  • I added a line of topstitching above and below the pleats, which secures them and ensures that the waistband facing doesn’t shift.


  • I’m really picky about finishing details, all the way down to the belt loops. I didn’t want mine to ravel, so I serged the ends and took the time to sink all my threads. For me, it’s all part of sewing, I don’t mind extra steps at all.


  • I really wanted to keep the flow and continuity of the color on this pair. Using a contrast belt of some kind didn’t appeal to me. So I made a belt!


This is a 1 3/4″ buckle from Dritz. The sliding middle piece makes it self-catching, and it stays put as promised.

dritz adjustale slide buckle

I did some looking online, and I found lots of similar options at Emmaline Bags. On their site, they’re described as strap sliders, and they come in widths up to 2″.


Cute, right? I interfaced the entire width of the belt, 4.5″ wide unfinished, folded it, and added trapunto stitching.

front belt

  • And as on my black pair, I added a fly shield. My first post (link above) has details. It’s not difficult and makes a huge difference in how the fly looks and feels.

More pics…

front 1back

This is definitely not a quick sew – it has many details, and it requires attention and time during layout, cutting, and construction. But it’s so worth the effort, and I enjoy a project that has a bit of challenge.
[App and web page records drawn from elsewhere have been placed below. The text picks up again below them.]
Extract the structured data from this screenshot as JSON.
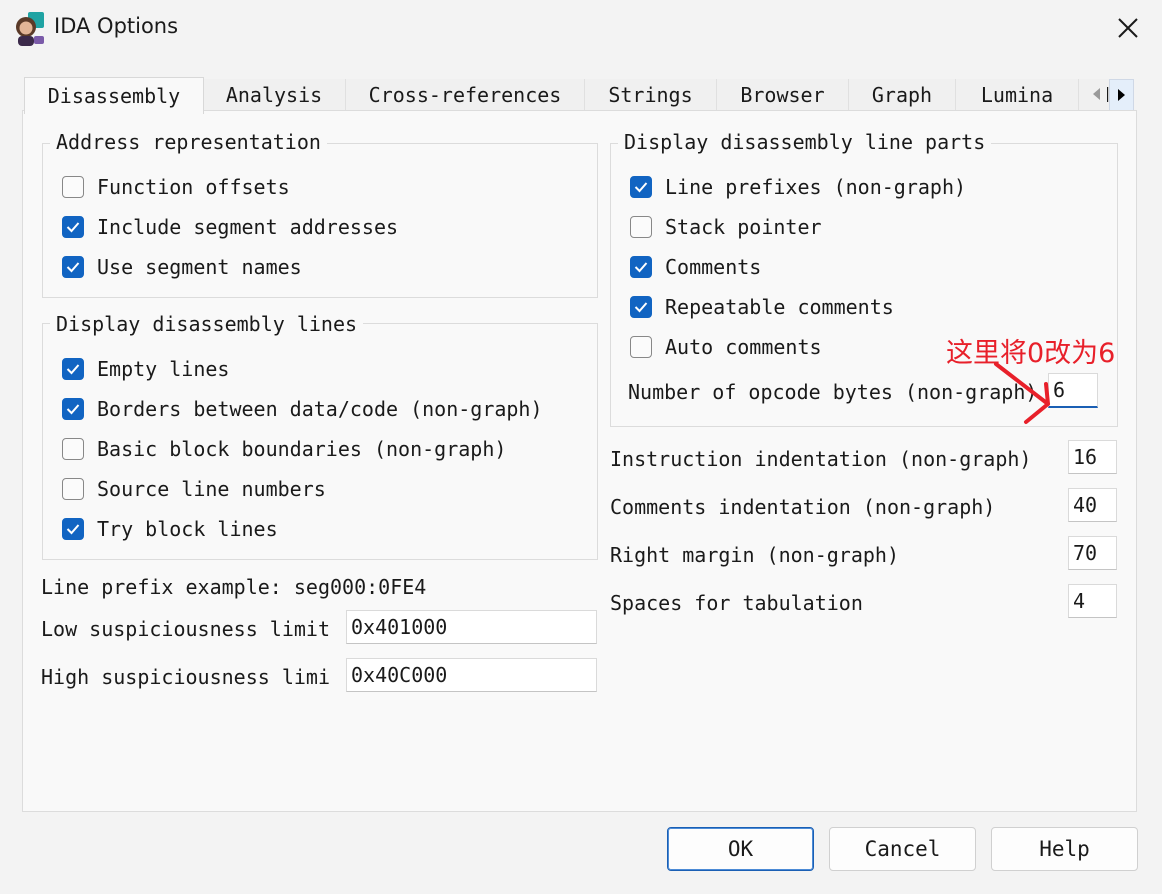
{
  "window": {
    "title": "IDA Options",
    "close_icon": "close-icon"
  },
  "tabs": [
    {
      "label": "Disassembly",
      "active": true
    },
    {
      "label": "Analysis"
    },
    {
      "label": "Cross-references"
    },
    {
      "label": "Strings"
    },
    {
      "label": "Browser"
    },
    {
      "label": "Graph"
    },
    {
      "label": "Lumina"
    },
    {
      "label": "M"
    }
  ],
  "address_repr": {
    "title": "Address representation",
    "items": [
      {
        "label": "Function offsets",
        "checked": false
      },
      {
        "label": "Include segment addresses",
        "checked": true
      },
      {
        "label": "Use segment names",
        "checked": true
      }
    ]
  },
  "disasm_lines": {
    "title": "Display disassembly lines",
    "items": [
      {
        "label": "Empty lines",
        "checked": true
      },
      {
        "label": "Borders between data/code (non-graph)",
        "checked": true
      },
      {
        "label": "Basic block boundaries (non-graph)",
        "checked": false
      },
      {
        "label": "Source line numbers",
        "checked": false
      },
      {
        "label": "Try block lines",
        "checked": true
      }
    ]
  },
  "line_prefix_example": "Line prefix example: seg000:0FE4",
  "low_susp": {
    "label": "Low suspiciousness limit",
    "value": "0x401000"
  },
  "high_susp": {
    "label": "High suspiciousness limi",
    "value": "0x40C000"
  },
  "line_parts": {
    "title": "Display disassembly line parts",
    "items": [
      {
        "label": "Line prefixes (non-graph)",
        "checked": true
      },
      {
        "label": "Stack pointer",
        "checked": false
      },
      {
        "label": "Comments",
        "checked": true
      },
      {
        "label": "Repeatable comments",
        "checked": true
      },
      {
        "label": "Auto comments",
        "checked": false
      }
    ],
    "opcode_label": "Number of opcode bytes (non-graph)",
    "opcode_value": "6"
  },
  "indent": [
    {
      "label": "Instruction indentation (non-graph)",
      "value": "16"
    },
    {
      "label": "Comments indentation (non-graph)",
      "value": "40"
    },
    {
      "label": "Right margin (non-graph)",
      "value": "70"
    },
    {
      "label": "Spaces for tabulation",
      "value": "4"
    }
  ],
  "buttons": {
    "ok": "OK",
    "cancel": "Cancel",
    "help": "Help"
  },
  "annotation": {
    "text": "这里将0改为6",
    "color": "#e8202a"
  },
  "colors": {
    "accent": "#1164c2",
    "background": "#f3f3f3"
  }
}
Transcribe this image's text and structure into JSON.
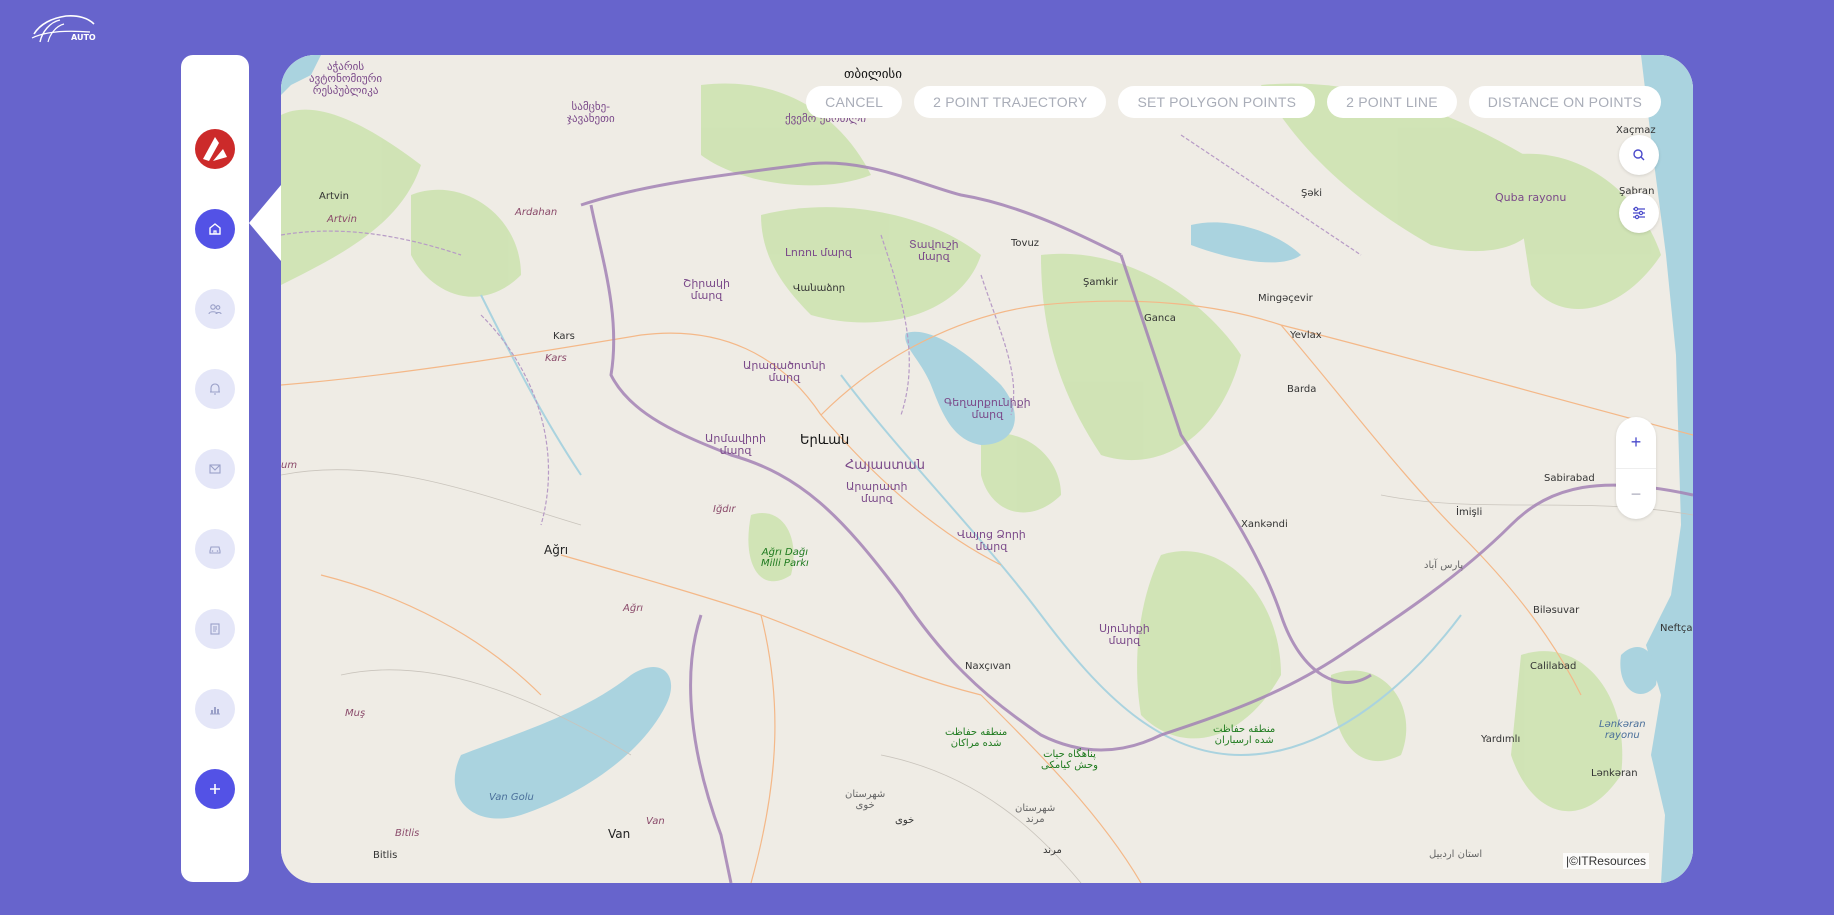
{
  "logo": {
    "text": "AUTO"
  },
  "sidebar": {
    "items": [
      {
        "name": "home",
        "icon": "home-icon",
        "active": true
      },
      {
        "name": "users",
        "icon": "users-icon",
        "active": false
      },
      {
        "name": "notifications",
        "icon": "bell-icon",
        "active": false
      },
      {
        "name": "messages",
        "icon": "mail-icon",
        "active": false
      },
      {
        "name": "vehicles",
        "icon": "car-icon",
        "active": false
      },
      {
        "name": "documents",
        "icon": "document-icon",
        "active": false
      },
      {
        "name": "reports",
        "icon": "bar-chart-icon",
        "active": false
      },
      {
        "name": "add",
        "icon": "plus-icon",
        "active": true
      }
    ]
  },
  "toolbar": {
    "cancel": "CANCEL",
    "trajectory": "2 POINT TRAJECTORY",
    "polygon": "SET POLYGON POINTS",
    "line": "2 POINT LINE",
    "distance": "DISTANCE ON POINTS"
  },
  "map": {
    "zoom_in": "+",
    "zoom_out": "−",
    "attribution": "|©ITResources",
    "places": {
      "tbilisi": "თბილისი",
      "adjara": "აჭარის\nავტონომიური\nრესპუბლიკა",
      "samtskhe": "სამცხე-\nჯავახეთი",
      "kvemo": "ქვემო ქართლი",
      "artvin1": "Artvin",
      "artvin2": "Artvin",
      "ardahan": "Ardahan",
      "lori": "Լոռու մարզ",
      "tavush": "Տավուշի\nմարզ",
      "tovuz": "Tovuz",
      "shirak": "Շիրակի\nմարզ",
      "vanadzor": "Վանաձոր",
      "samkir": "Şamkir",
      "ganca": "Ganca",
      "mingacevir": "Mingəçevir",
      "yevlax": "Yevlax",
      "kars1": "Kars",
      "kars2": "Kars",
      "aragatsotn": "Արագածոտնի\nմարզ",
      "gegharkunik": "Գեղարքունիքի\nմարզ",
      "barda": "Barda",
      "armavir": "Արմավիրի\nմարզ",
      "yerevan": "Երևան",
      "hayastan": "Հայաստան",
      "ararat": "Արարատի\nմարզ",
      "igdir": "Iğdır",
      "sabirabad": "Sabirabad",
      "imisli": "İmişli",
      "xankandi": "Xankəndi",
      "agri1": "Ağrı",
      "agri_park": "Ağrı Dağı\nMilli Parkı",
      "vayots": "Վայոց Ձորի\nմարզ",
      "pars": "پارس آباد",
      "agri2": "Ağrı",
      "syunik": "Սյունիքի\nմարզ",
      "bilasuvar": "Biləsuvar",
      "nakhchivan": "Naxçıvan",
      "calilabad": "Calilabad",
      "mantaqa1": "منطقه حفاظت\nشده مراکان",
      "mantaqa2": "منطقه حفاظت\nشده ارسباران",
      "panahgah": "پناهگاه حیات\nوحش کیامکی",
      "yardimli": "Yardımlı",
      "lankaran_r": "Lənkəran\nrayonu",
      "lankaran": "Lənkəran",
      "mus": "Muş",
      "vangolu": "Van Golu",
      "van1": "Van",
      "van2": "Van",
      "bitlis1": "Bitlis",
      "bitlis2": "Bitlis",
      "khoy": "شهرستان\nخوی",
      "khoy2": "خوی",
      "marand": "شهرستان\nمرند",
      "marand2": "مرند",
      "ardabil": "استان اردبیل",
      "qax": "Şəki",
      "xacmaz": "Xaçmaz",
      "quba": "Quba rayonu",
      "siyazan": "Şabran",
      "neftcala": "Neftça",
      "um": "um"
    }
  }
}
These pants,  red and black, are my go-to pairs for strutting my stuff  – sassy 🙂

Bye for now – Coco